__Exercise__
For every record, give an exact copy that has no pictures in it.
____________
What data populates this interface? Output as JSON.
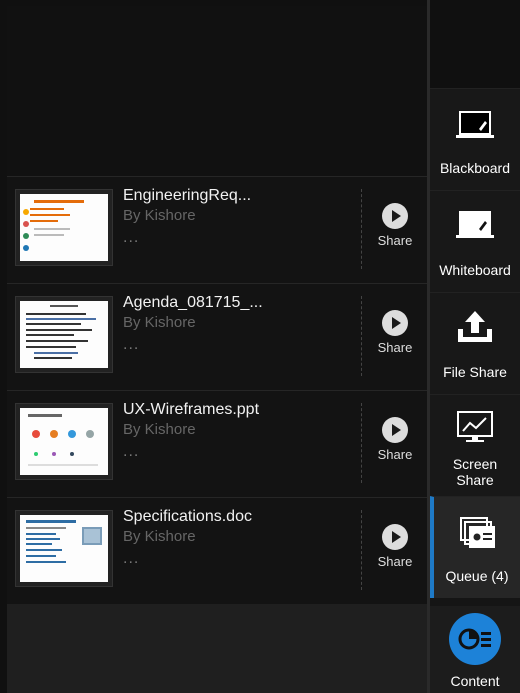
{
  "queue": {
    "items": [
      {
        "name": "EngineeringReq...",
        "owner": "By Kishore",
        "more": "...",
        "share_label": "Share",
        "thumb": "engineering"
      },
      {
        "name": "Agenda_081715_...",
        "owner": "By Kishore",
        "more": "...",
        "share_label": "Share",
        "thumb": "agenda"
      },
      {
        "name": "UX-Wireframes.ppt",
        "owner": "By Kishore",
        "more": "...",
        "share_label": "Share",
        "thumb": "wireframes"
      },
      {
        "name": "Specifications.doc",
        "owner": "By Kishore",
        "more": "...",
        "share_label": "Share",
        "thumb": "specs"
      }
    ]
  },
  "sidebar": {
    "blackboard": "Blackboard",
    "whiteboard": "Whiteboard",
    "file_share": "File Share",
    "screen_share_line1": "Screen",
    "screen_share_line2": "Share",
    "queue": "Queue (4)",
    "content": "Content"
  },
  "colors": {
    "accent": "#1e7ac7",
    "content_circle": "#1d82d8"
  }
}
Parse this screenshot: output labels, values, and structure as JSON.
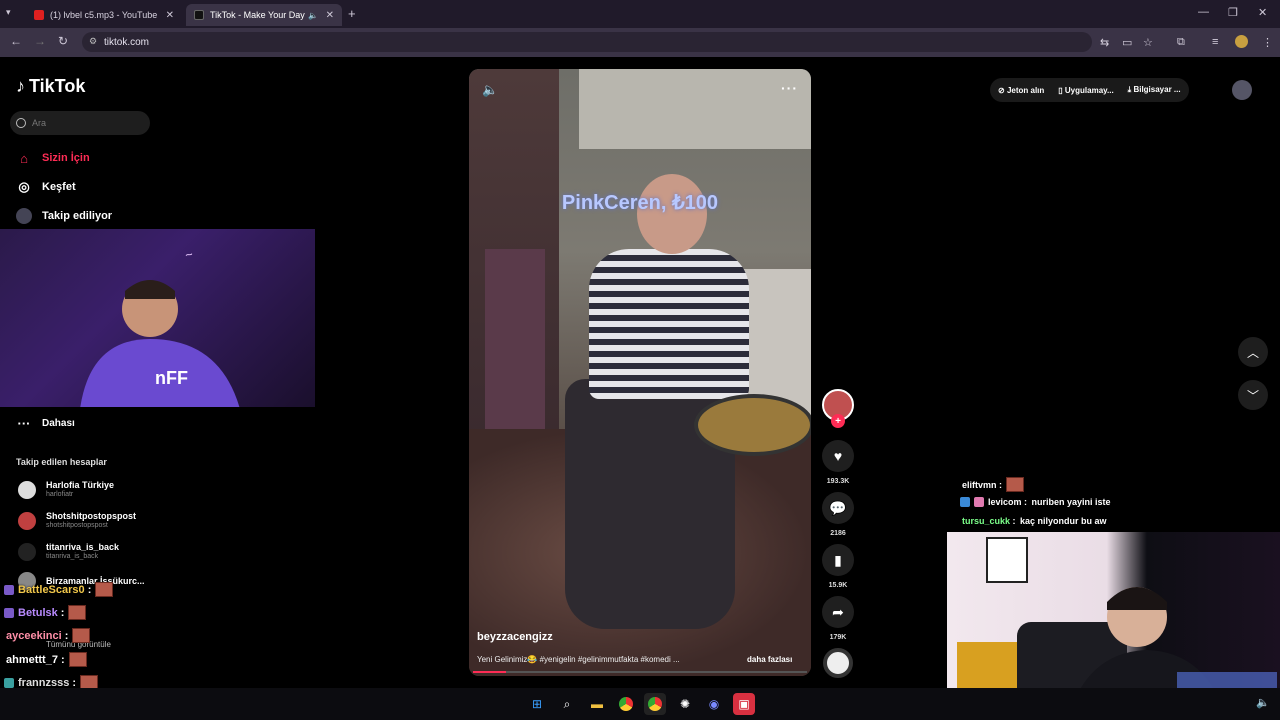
{
  "browser": {
    "tabs": [
      {
        "title": "(1) lvbel c5.mp3 - YouTube",
        "icon": "youtube-icon",
        "active": false
      },
      {
        "title": "TikTok - Make Your Day",
        "icon": "tiktok-icon",
        "active": true
      }
    ],
    "url": "tiktok.com"
  },
  "tiktok": {
    "logo": "TikTok",
    "search_placeholder": "Ara",
    "nav": [
      {
        "label": "Sizin İçin",
        "icon": "home-icon",
        "active": true
      },
      {
        "label": "Keşfet",
        "icon": "compass-icon",
        "active": false
      },
      {
        "label": "Takip ediliyor",
        "icon": "following-icon",
        "active": false
      }
    ],
    "more_label": "Dahası",
    "following_title": "Takip edilen hesaplar",
    "following": [
      {
        "name": "Harlofia Türkiye",
        "handle": "harlofiatr"
      },
      {
        "name": "Shotshitpostopspost",
        "handle": "shotshitpostopspost"
      },
      {
        "name": "titanriva_is_back",
        "handle": "titanriva_is_back"
      },
      {
        "name": "Birzamanlar İşşükurc...",
        "handle": ""
      }
    ],
    "see_all": "Tümünü görüntüle",
    "header": {
      "coins": "Jeton alın",
      "app": "Uygulamay...",
      "computer": "Bilgisayar ..."
    },
    "video": {
      "donation": "PinkCeren, ₺100",
      "author": "beyzzacengizz",
      "caption": "Yeni Gelinimiz😂 #yenigelin #gelinimmutfakta #komedi ...",
      "more_link": "daha fazlası",
      "likes": "193.3K",
      "comments": "2186",
      "saves": "15.9K",
      "shares": "179K"
    }
  },
  "chat_left": [
    {
      "user": "BattleScars0",
      "color": "#f2c84b"
    },
    {
      "user": "Betulsk",
      "color": "#b98bff"
    },
    {
      "user": "ayceekinci",
      "color": "#ff8fa8"
    },
    {
      "user": "ahmettt_7",
      "color": "#ffffff"
    },
    {
      "user": "frannzsss",
      "color": "#e0e0e0"
    }
  ],
  "chat_right": [
    {
      "user": "eliftvmn",
      "color": "#ffffff",
      "message": ""
    },
    {
      "user": "levicom",
      "color": "#ffffff",
      "message": "nuriben yayini iste"
    },
    {
      "user": "tursu_cukk",
      "color": "#7cff8a",
      "message": "kaç nilyondur bu aw"
    }
  ],
  "colors": {
    "accent": "#fe2c55",
    "donation": "#b8c8ff"
  }
}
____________
__Response below__
What data populates this interface? Output as JSON.
{
  "queue": {
    "items": [
      {
        "name": "EngineeringReq...",
        "owner": "By Kishore",
        "more": "...",
        "share_label": "Share",
        "thumb": "engineering"
      },
      {
        "name": "Agenda_081715_...",
        "owner": "By Kishore",
        "more": "...",
        "share_label": "Share",
        "thumb": "agenda"
      },
      {
        "name": "UX-Wireframes.ppt",
        "owner": "By Kishore",
        "more": "...",
        "share_label": "Share",
        "thumb": "wireframes"
      },
      {
        "name": "Specifications.doc",
        "owner": "By Kishore",
        "more": "...",
        "share_label": "Share",
        "thumb": "specs"
      }
    ]
  },
  "sidebar": {
    "blackboard": "Blackboard",
    "whiteboard": "Whiteboard",
    "file_share": "File Share",
    "screen_share_line1": "Screen",
    "screen_share_line2": "Share",
    "queue": "Queue (4)",
    "content": "Content"
  },
  "colors": {
    "accent": "#1e7ac7",
    "content_circle": "#1d82d8"
  }
}
Parse this screenshot: output labels, values, and structure as JSON.
{
  "browser": {
    "tabs": [
      {
        "title": "(1) lvbel c5.mp3 - YouTube",
        "icon": "youtube-icon",
        "active": false
      },
      {
        "title": "TikTok - Make Your Day",
        "icon": "tiktok-icon",
        "active": true
      }
    ],
    "url": "tiktok.com"
  },
  "tiktok": {
    "logo": "TikTok",
    "search_placeholder": "Ara",
    "nav": [
      {
        "label": "Sizin İçin",
        "icon": "home-icon",
        "active": true
      },
      {
        "label": "Keşfet",
        "icon": "compass-icon",
        "active": false
      },
      {
        "label": "Takip ediliyor",
        "icon": "following-icon",
        "active": false
      }
    ],
    "more_label": "Dahası",
    "following_title": "Takip edilen hesaplar",
    "following": [
      {
        "name": "Harlofia Türkiye",
        "handle": "harlofiatr"
      },
      {
        "name": "Shotshitpostopspost",
        "handle": "shotshitpostopspost"
      },
      {
        "name": "titanriva_is_back",
        "handle": "titanriva_is_back"
      },
      {
        "name": "Birzamanlar İşşükurc...",
        "handle": ""
      }
    ],
    "see_all": "Tümünü görüntüle",
    "header": {
      "coins": "Jeton alın",
      "app": "Uygulamay...",
      "computer": "Bilgisayar ..."
    },
    "video": {
      "donation": "PinkCeren, ₺100",
      "author": "beyzzacengizz",
      "caption": "Yeni Gelinimiz😂 #yenigelin #gelinimmutfakta #komedi ...",
      "more_link": "daha fazlası",
      "likes": "193.3K",
      "comments": "2186",
      "saves": "15.9K",
      "shares": "179K"
    }
  },
  "chat_left": [
    {
      "user": "BattleScars0",
      "color": "#f2c84b"
    },
    {
      "user": "Betulsk",
      "color": "#b98bff"
    },
    {
      "user": "ayceekinci",
      "color": "#ff8fa8"
    },
    {
      "user": "ahmettt_7",
      "color": "#ffffff"
    },
    {
      "user": "frannzsss",
      "color": "#e0e0e0"
    }
  ],
  "chat_right": [
    {
      "user": "eliftvmn",
      "color": "#ffffff",
      "message": ""
    },
    {
      "user": "levicom",
      "color": "#ffffff",
      "message": "nuriben yayini iste"
    },
    {
      "user": "tursu_cukk",
      "color": "#7cff8a",
      "message": "kaç nilyondur bu aw"
    }
  ],
  "colors": {
    "accent": "#fe2c55",
    "donation": "#b8c8ff"
  }
}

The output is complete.